Arvind and the other spellers are now in an unenviable club of people smarter than the programs we trust to run our lives. We rely on the devices we type on and the programs we type in to know what we mean and to correct us. But it turns out they don't know half of what we mean.
So thank heaven for the National Spelling Bee. It's a triumph of the human memory over the hive mind. Ray Bradbury, in “Fahrenheit 451,” thought the mind was the safest place to carry words you cared about. At the National Spelling Bee, it looks like he's right.
Alexandra Petri writes the ComPost blog at washingtonpost.com/blogs/compost.
Show commenting policy
TribLive commenting policy
You are solely responsible for your comments and by using TribLive.com you agree to our Terms of Service.
We moderate comments. Our goal is to provide substantive commentary for a general readership. By screening submissions, we provide a space where readers can share intelligent and informed commentary that enhances the quality of our news and information.
While most comments will be posted if they are on-topic and not abusive, moderating decisions are subjective. We will make them as carefully and consistently as we can. Because of the volume of reader comments, we cannot review individual moderation decisions with readers.
We value thoughtful comments representing a range of views that make their point quickly and politely. We make an effort to protect discussions from repeated comments either by the same reader or different readers.
We follow the same standards for taste as the daily newspaper.
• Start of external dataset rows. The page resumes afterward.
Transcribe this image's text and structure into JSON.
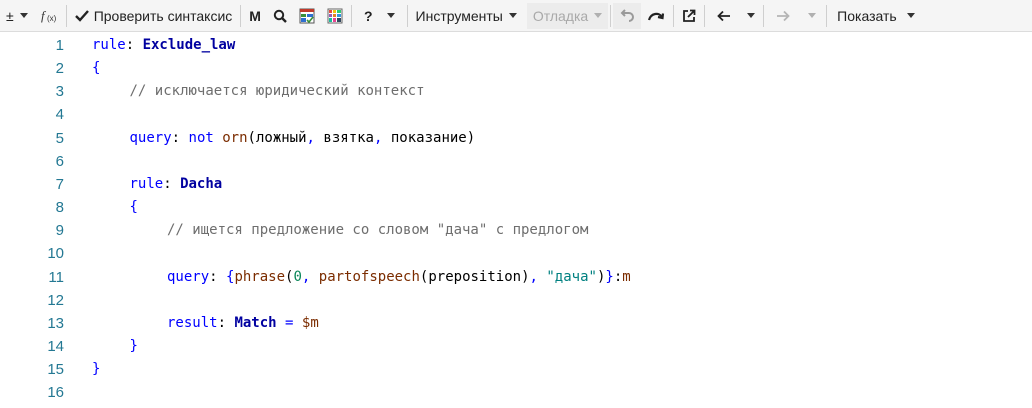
{
  "toolbar": {
    "plusminus_label": "±",
    "fx_label": "f(x)",
    "check_syntax_label": "Проверить синтаксис",
    "m_label": "M",
    "help_label": "?",
    "tools_label": "Инструменты",
    "debug_label": "Отладка",
    "show_label": "Показать"
  },
  "editor": {
    "lines": [
      {
        "n": "1",
        "indent": 0,
        "tokens": [
          {
            "t": "rule",
            "c": "t-kw"
          },
          {
            "t": ": ",
            "c": "t-plain"
          },
          {
            "t": "Exclude_law",
            "c": "t-name"
          }
        ]
      },
      {
        "n": "2",
        "indent": 0,
        "tokens": [
          {
            "t": "{",
            "c": "t-brace"
          }
        ]
      },
      {
        "n": "3",
        "indent": 1,
        "tokens": [
          {
            "t": "// исключается юридический контекст",
            "c": "t-comment"
          }
        ]
      },
      {
        "n": "4",
        "indent": 0,
        "tokens": []
      },
      {
        "n": "5",
        "indent": 1,
        "tokens": [
          {
            "t": "query",
            "c": "t-kw"
          },
          {
            "t": ": ",
            "c": "t-plain"
          },
          {
            "t": "not ",
            "c": "t-kw"
          },
          {
            "t": "orn",
            "c": "t-fn2"
          },
          {
            "t": "(ложный",
            "c": "t-plain"
          },
          {
            "t": ",",
            "c": "t-op"
          },
          {
            "t": " взятка",
            "c": "t-plain"
          },
          {
            "t": ",",
            "c": "t-op"
          },
          {
            "t": " показание)",
            "c": "t-plain"
          }
        ]
      },
      {
        "n": "6",
        "indent": 0,
        "tokens": []
      },
      {
        "n": "7",
        "indent": 1,
        "tokens": [
          {
            "t": "rule",
            "c": "t-kw"
          },
          {
            "t": ": ",
            "c": "t-plain"
          },
          {
            "t": "Dacha",
            "c": "t-name"
          }
        ]
      },
      {
        "n": "8",
        "indent": 1,
        "tokens": [
          {
            "t": "{",
            "c": "t-brace"
          }
        ]
      },
      {
        "n": "9",
        "indent": 2,
        "tokens": [
          {
            "t": "// ищется предложение со словом \"дача\" с предлогом",
            "c": "t-comment"
          }
        ]
      },
      {
        "n": "10",
        "indent": 0,
        "tokens": []
      },
      {
        "n": "11",
        "indent": 2,
        "tokens": [
          {
            "t": "query",
            "c": "t-kw"
          },
          {
            "t": ": ",
            "c": "t-plain"
          },
          {
            "t": "{",
            "c": "t-brace"
          },
          {
            "t": "phrase",
            "c": "t-fn2"
          },
          {
            "t": "(",
            "c": "t-plain"
          },
          {
            "t": "0",
            "c": "t-num"
          },
          {
            "t": ", ",
            "c": "t-op"
          },
          {
            "t": "partofspeech",
            "c": "t-fn2"
          },
          {
            "t": "(preposition)",
            "c": "t-plain"
          },
          {
            "t": ", ",
            "c": "t-op"
          },
          {
            "t": "\"дача\"",
            "c": "t-str"
          },
          {
            "t": ")",
            "c": "t-plain"
          },
          {
            "t": "}",
            "c": "t-brace"
          },
          {
            "t": ":",
            "c": "t-plain"
          },
          {
            "t": "m",
            "c": "t-fn2"
          }
        ]
      },
      {
        "n": "12",
        "indent": 0,
        "tokens": []
      },
      {
        "n": "13",
        "indent": 2,
        "tokens": [
          {
            "t": "result",
            "c": "t-kw"
          },
          {
            "t": ": ",
            "c": "t-plain"
          },
          {
            "t": "Match",
            "c": "t-kwb"
          },
          {
            "t": " = ",
            "c": "t-op"
          },
          {
            "t": "$m",
            "c": "t-fn2"
          }
        ]
      },
      {
        "n": "14",
        "indent": 1,
        "tokens": [
          {
            "t": "}",
            "c": "t-brace"
          }
        ]
      },
      {
        "n": "15",
        "indent": 0,
        "tokens": [
          {
            "t": "}",
            "c": "t-brace"
          }
        ]
      },
      {
        "n": "16",
        "indent": 0,
        "tokens": []
      }
    ]
  },
  "icons": {
    "check": "checkmark-icon",
    "search": "magnifier-icon",
    "table": "table-icon",
    "grid": "color-grid-icon",
    "undo": "undo-icon",
    "redo": "redo-icon",
    "external": "open-external-icon",
    "back": "arrow-left-icon",
    "forward": "arrow-right-icon"
  }
}
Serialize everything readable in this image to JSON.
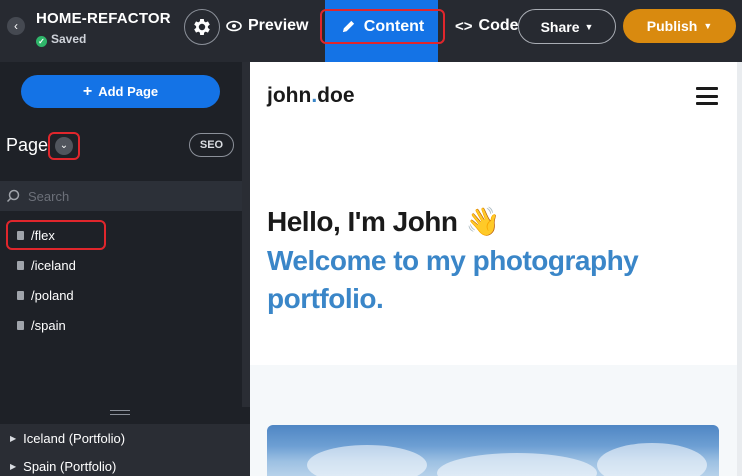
{
  "topbar": {
    "project_name": "HOME-REFACTOR",
    "status": "Saved",
    "preview_label": "Preview",
    "content_label": "Content",
    "code_label": "Code",
    "share_label": "Share",
    "publish_label": "Publish"
  },
  "sidebar": {
    "add_page_label": "Add Page",
    "page_label": "Page",
    "seo_label": "SEO",
    "search_placeholder": "Search",
    "pages": [
      "/flex",
      "/iceland",
      "/poland",
      "/spain"
    ],
    "active_page": "/flex",
    "groups": [
      "Iceland (Portfolio)",
      "Spain (Portfolio)"
    ]
  },
  "preview": {
    "logo_name": "john",
    "logo_dot": ".",
    "logo_suffix": "doe",
    "hero_title": "Hello, I'm John",
    "hero_emoji": "👋",
    "hero_subtitle": "Welcome to my photography portfolio."
  },
  "colors": {
    "accent": "#1473e6",
    "publish": "#d98a0f",
    "highlight": "#e0262c",
    "brand_blue": "#3a86c8"
  }
}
A few things we won't tolerate: personal attacks, obscenity, vulgarity, profanity (including expletives and letters followed by dashes), commercial promotion, impersonations, incoherence, proselytizing and SHOUTING. Don't include URLs to Web sites.
We do not edit comments. They are either approved or deleted. We reserve the right to edit a comment that is quoted or excerpted in an article. In this case, we may fix spelling and punctuation.
We welcome strong opinions and criticism of our work, but we don't want comments to become bogged down with discussions of our policies and we will moderate accordingly.
We appreciate it when readers and people quoted in articles or blog posts point out errors of fact or emphasis and will investigate all assertions. But these suggestions should be sent via e-mail. To avoid distracting other readers, we won't publish comments that suggest a correction. Instead, corrections will be made in a blog post or in an article.
- East McKeesport officials seek disaster funding
- Connellsville wrestling picks up 1st win of season
- Saccone under fire over gun bill
- Duquesne holds line on tax hike
- Penguins center Sutter is thriving despite unsettled 3rd line
- Steelers notebook: Worilds loses sack; Big Ben gets 1st career catch
- Whitaker adopts budget
- UPMC doctor killed trying to help at 50-vehicle pileup
- Hempfield rallies behind 4 pins to beat Greensburg Salem
- Pirates not yet talking extensions with Alvarez, Walker
- Century III new owner seeks to reverse vacancy trend with new theater